    • *chuckle*, Oh yes, what if I’d hated it, that would have been too awful, I wonder if that ever happens, that people agree to do a launch and then they don’t like the book?
      Seriously, I was never in any doubt, from the first page I was totally hooked. (And it took all my self-control not to give away what happens at the end in this review!)


      • Phew! I’m sure it must have happened to someone. It would be excruciating for both parties. And yes, hopefully, other reviewers will refrain from any spoilers.


        • Congratulations Annabel! Enjoy the launch.
          Great conversation above.
          As always, Lisa, thanks for the terrific review. It sounds like a book to rival ‘A New Map of the Universe’ so I’m looking forward to it.


          • Hi Karenlee
            It’s a terrific book, I think you’ll love it.


          • Thanks Karenlee :)


  2. your right about the cover Lisa doesn’t seem in keeping with the description of the book .Not read many books about twins ,all the best stu


    • Ah, Stu, you’ve reminded me about Gerbrand Bakker’s The Twin. A bit of sibling rivalry there too, eh?


  3. For some reason, I no longer receive your excellent posts. It is as though I have had my address ‘unsubscribed’! I do miss your insights.
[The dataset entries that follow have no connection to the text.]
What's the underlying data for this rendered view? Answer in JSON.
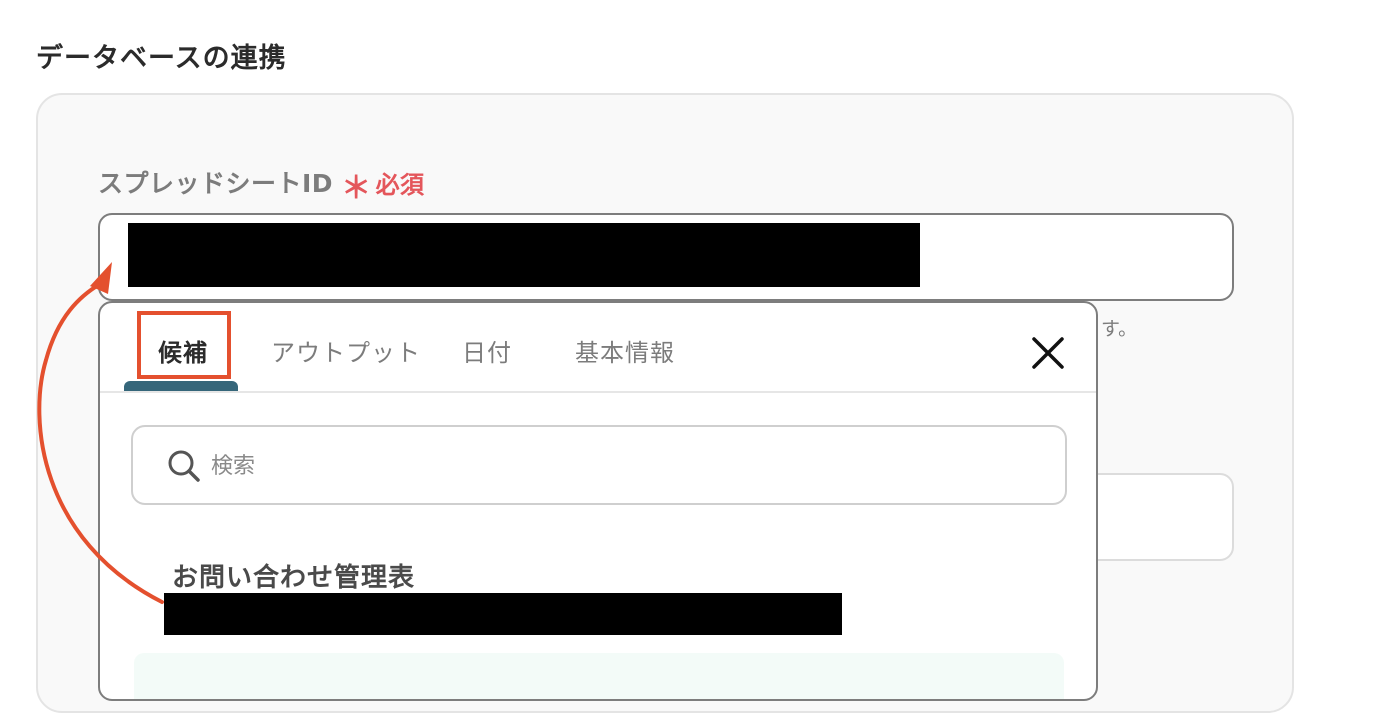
{
  "section": {
    "title": "データベースの連携"
  },
  "field": {
    "label": "スプレッドシートID",
    "required_mark": "＊",
    "required_text": "必須",
    "help_tail": "す。"
  },
  "popup": {
    "tabs": [
      {
        "label": "候補",
        "active": true
      },
      {
        "label": "アウトプット",
        "active": false
      },
      {
        "label": "日付",
        "active": false
      },
      {
        "label": "基本情報",
        "active": false
      }
    ],
    "search_placeholder": "検索",
    "candidate": {
      "title": "お問い合わせ管理表"
    },
    "close_icon": "close-icon"
  },
  "colors": {
    "required": "#e4565b",
    "tab_underline": "#35667a",
    "highlight": "#e4502e",
    "arrow": "#e4502e"
  }
}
    • Hello Heather,
      Oh dear, that’s no good! We must see what can be done *smile*.
      It’s not anything that I’ve done, though I can’t guarantee that WordPress haven’t been up to mischief LOL.
      Were you subscribed with RSS or by email, and whichever, have you tried subscribing again?
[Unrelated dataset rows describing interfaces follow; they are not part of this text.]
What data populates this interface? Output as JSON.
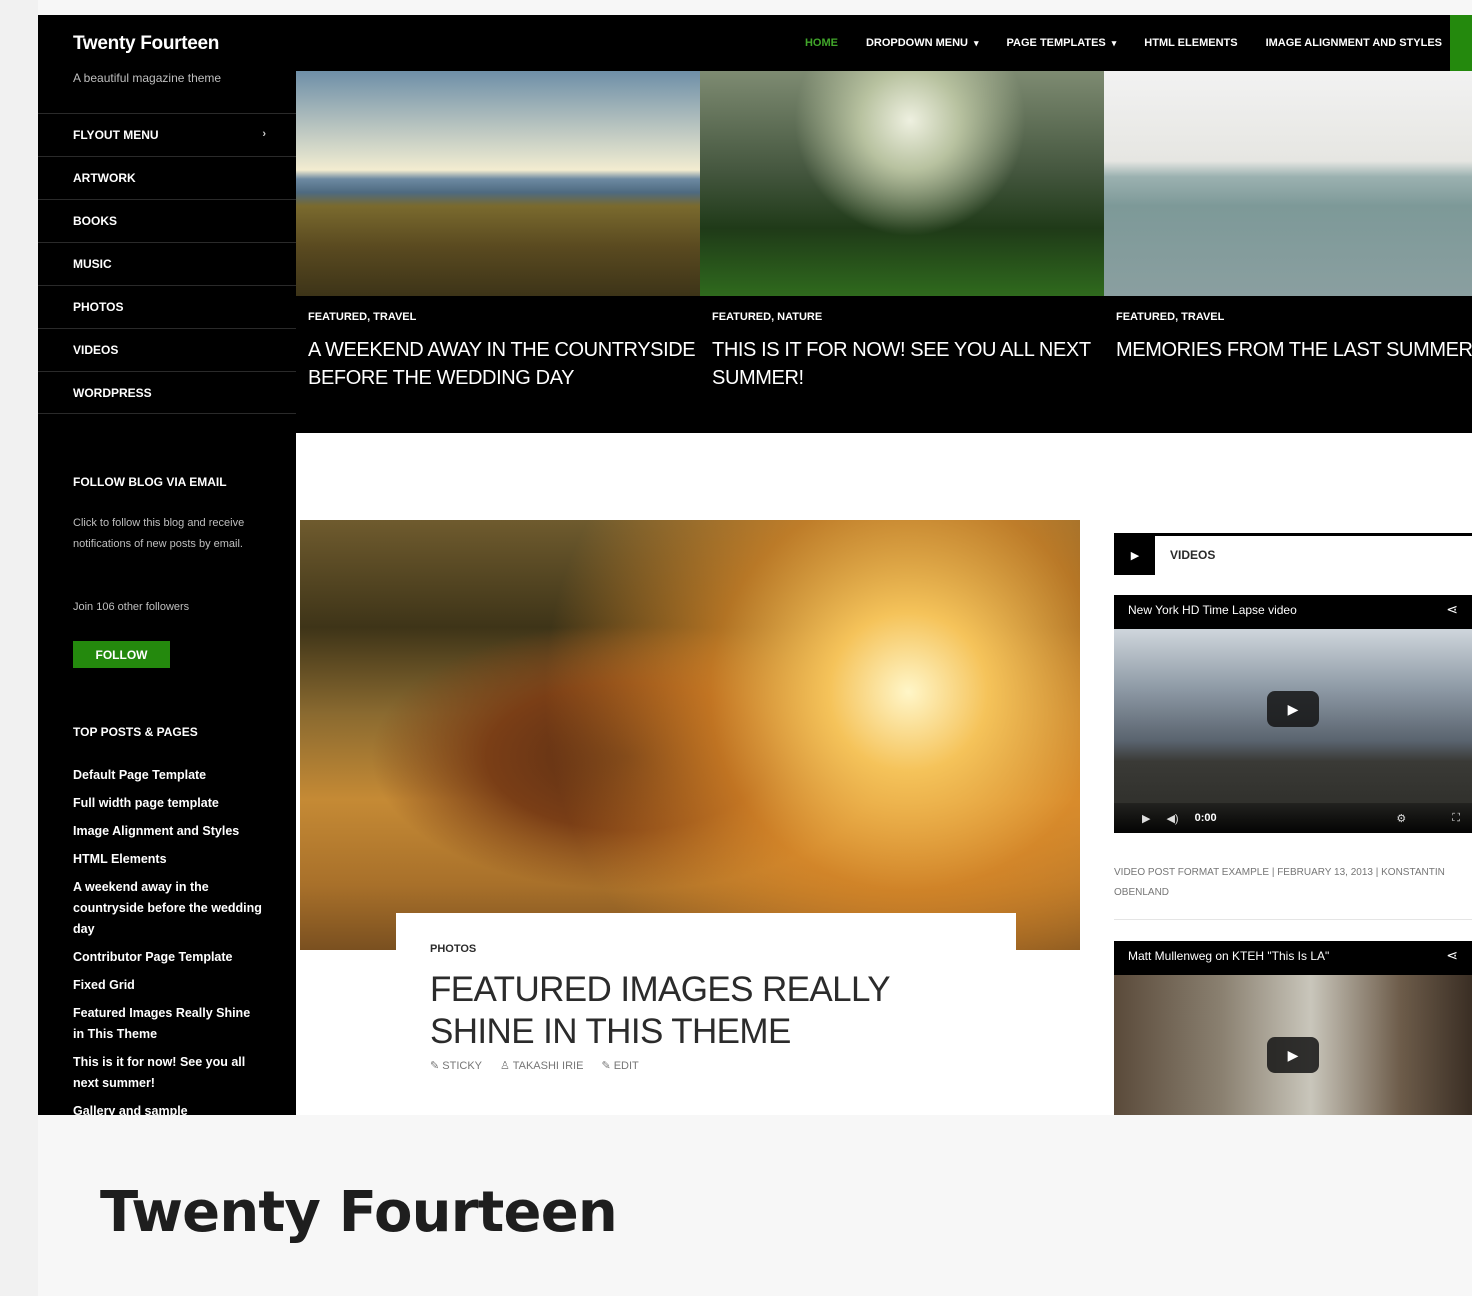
{
  "site": {
    "title": "Twenty Fourteen",
    "description": "A beautiful magazine theme"
  },
  "top_nav": [
    {
      "label": "Home",
      "active": true,
      "has_dropdown": false
    },
    {
      "label": "Dropdown Menu",
      "active": false,
      "has_dropdown": true
    },
    {
      "label": "Page Templates",
      "active": false,
      "has_dropdown": true
    },
    {
      "label": "HTML Elements",
      "active": false,
      "has_dropdown": false
    },
    {
      "label": "Image Alignment and Styles",
      "active": false,
      "has_dropdown": false
    }
  ],
  "side_nav": [
    {
      "label": "Flyout Menu",
      "arrow": "›"
    },
    {
      "label": "Artwork"
    },
    {
      "label": "Books"
    },
    {
      "label": "Music"
    },
    {
      "label": "Photos"
    },
    {
      "label": "Videos"
    },
    {
      "label": "WordPress"
    }
  ],
  "follow_widget": {
    "title": "Follow Blog via Email",
    "text": "Click to follow this blog and receive notifications of new posts by email.",
    "followers": "Join 106 other followers",
    "button": "Follow"
  },
  "top_posts": {
    "title": "Top Posts & Pages",
    "items": [
      "Default Page Template",
      "Full width page template",
      "Image Alignment and Styles",
      "HTML Elements",
      "A weekend away in the countryside before the wedding day",
      "Contributor Page Template",
      "Fixed Grid",
      "Featured Images Really Shine in This Theme",
      "This is it for now! See you all next summer!",
      "Gallery and sample"
    ]
  },
  "featured": [
    {
      "categories": "Featured, Travel",
      "title": "A weekend away in the countryside before the wedding day"
    },
    {
      "categories": "Featured, Nature",
      "title": "This is it for now! See you all next summer!"
    },
    {
      "categories": "Featured, Travel",
      "title": "Memories from the last summer"
    }
  ],
  "main_post": {
    "category": "Photos",
    "title": "Featured Images Really Shine in This Theme",
    "meta": [
      "Sticky",
      "Takashi Irie",
      "Edit"
    ]
  },
  "videos_widget": {
    "title": "Videos",
    "video1": {
      "title": "New York HD Time Lapse video",
      "time": "0:00"
    },
    "video1_meta": "Video post format example | February 13, 2013 | Konstantin Obenland",
    "video2": {
      "title": "Matt Mullenweg on KTEH \"This Is LA\""
    }
  },
  "product_title": "Twenty Fourteen",
  "colors": {
    "accent": "#24890d",
    "active_nav": "#41a62a",
    "header_bg": "#000000"
  }
}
  4. […]  Whisky Charlie Foxtrot: A Novel, by Annabel Smith (Fremantle Press) (see my review) […]


  5. […] Levitzke, Louise Allan and Rashida Murphy. I’m especially grateful to Lisa Hill of ANZ Lit Lovers who included WCF on her list of favourite books of 2012; given that she read 167 books last […]


  6. […] who I had the pleasure of meeting when I launched Annabel Smith’s Whisky Charlie Foxtrot last tear, has edited a collection of weird and wonderful short stories and microfiction under […]


  7. […] Levitzke, Louise Allan and Rashida Murphy. I’m especially grateful to Lisa Hill of ANZ Lit Lovers who included WCF on her list of favourite books of 2012; given that she read 167 books last year, […]


  8. […] library and/or adding it to your to-read list on Goodreads. If you need convincing you can read this review or those on Amazon or […]


  9. […] Lisa (ANZLitLovers) also liked and reviewed this – but way back when it came out! […]


  10. […] Writer’s Centre in WA, and has just released her second novel, Whisky Charlie Foxtrot: A Novel. (See my review).  I have the pleasure of launching this novel at Readings in St Kilda on Thursday November 15th, […]


Please share your thoughts and join the conversation!

Fill in your details below or click an icon to log in: Logo

You are commenting using your account. Log Out /  Change )

Facebook photo

You are commenting using your Facebook account. Log Out /  Change )

Connecting to %s


%d bloggers like this: